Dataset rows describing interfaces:
-------------------------

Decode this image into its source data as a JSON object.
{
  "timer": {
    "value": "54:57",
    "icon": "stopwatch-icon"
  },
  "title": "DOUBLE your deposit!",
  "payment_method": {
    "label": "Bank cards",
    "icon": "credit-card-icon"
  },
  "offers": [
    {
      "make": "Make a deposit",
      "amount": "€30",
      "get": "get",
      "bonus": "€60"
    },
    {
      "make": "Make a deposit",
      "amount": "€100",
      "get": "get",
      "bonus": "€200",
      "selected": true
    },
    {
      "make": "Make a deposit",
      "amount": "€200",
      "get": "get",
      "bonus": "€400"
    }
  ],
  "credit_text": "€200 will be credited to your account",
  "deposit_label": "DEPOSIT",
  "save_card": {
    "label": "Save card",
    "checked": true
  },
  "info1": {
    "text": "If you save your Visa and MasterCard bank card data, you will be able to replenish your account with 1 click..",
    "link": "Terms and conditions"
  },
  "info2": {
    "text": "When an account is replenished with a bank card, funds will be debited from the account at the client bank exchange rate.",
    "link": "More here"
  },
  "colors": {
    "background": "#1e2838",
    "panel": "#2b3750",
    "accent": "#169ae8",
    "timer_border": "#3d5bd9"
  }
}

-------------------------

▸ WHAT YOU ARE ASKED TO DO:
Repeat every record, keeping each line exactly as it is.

▸ ANSWER TO THE EXERCISE:
Decode this image into its source data as a JSON object.
{
  "timer": {
    "value": "54:57",
    "icon": "stopwatch-icon"
  },
  "title": "DOUBLE your deposit!",
  "payment_method": {
    "label": "Bank cards",
    "icon": "credit-card-icon"
  },
  "offers": [
    {
      "make": "Make a deposit",
      "amount": "€30",
      "get": "get",
      "bonus": "€60"
    },
    {
      "make": "Make a deposit",
      "amount": "€100",
      "get": "get",
      "bonus": "€200",
      "selected": true
    },
    {
      "make": "Make a deposit",
      "amount": "€200",
      "get": "get",
      "bonus": "€400"
    }
  ],
  "credit_text": "€200 will be credited to your account",
  "deposit_label": "DEPOSIT",
  "save_card": {
    "label": "Save card",
    "checked": true
  },
  "info1": {
    "text": "If you save your Visa and MasterCard bank card data, you will be able to replenish your account with 1 click..",
    "link": "Terms and conditions"
  },
  "info2": {
    "text": "When an account is replenished with a bank card, funds will be debited from the account at the client bank exchange rate.",
    "link": "More here"
  },
  "colors": {
    "background": "#1e2838",
    "panel": "#2b3750",
    "accent": "#169ae8",
    "timer_border": "#3d5bd9"
  }
}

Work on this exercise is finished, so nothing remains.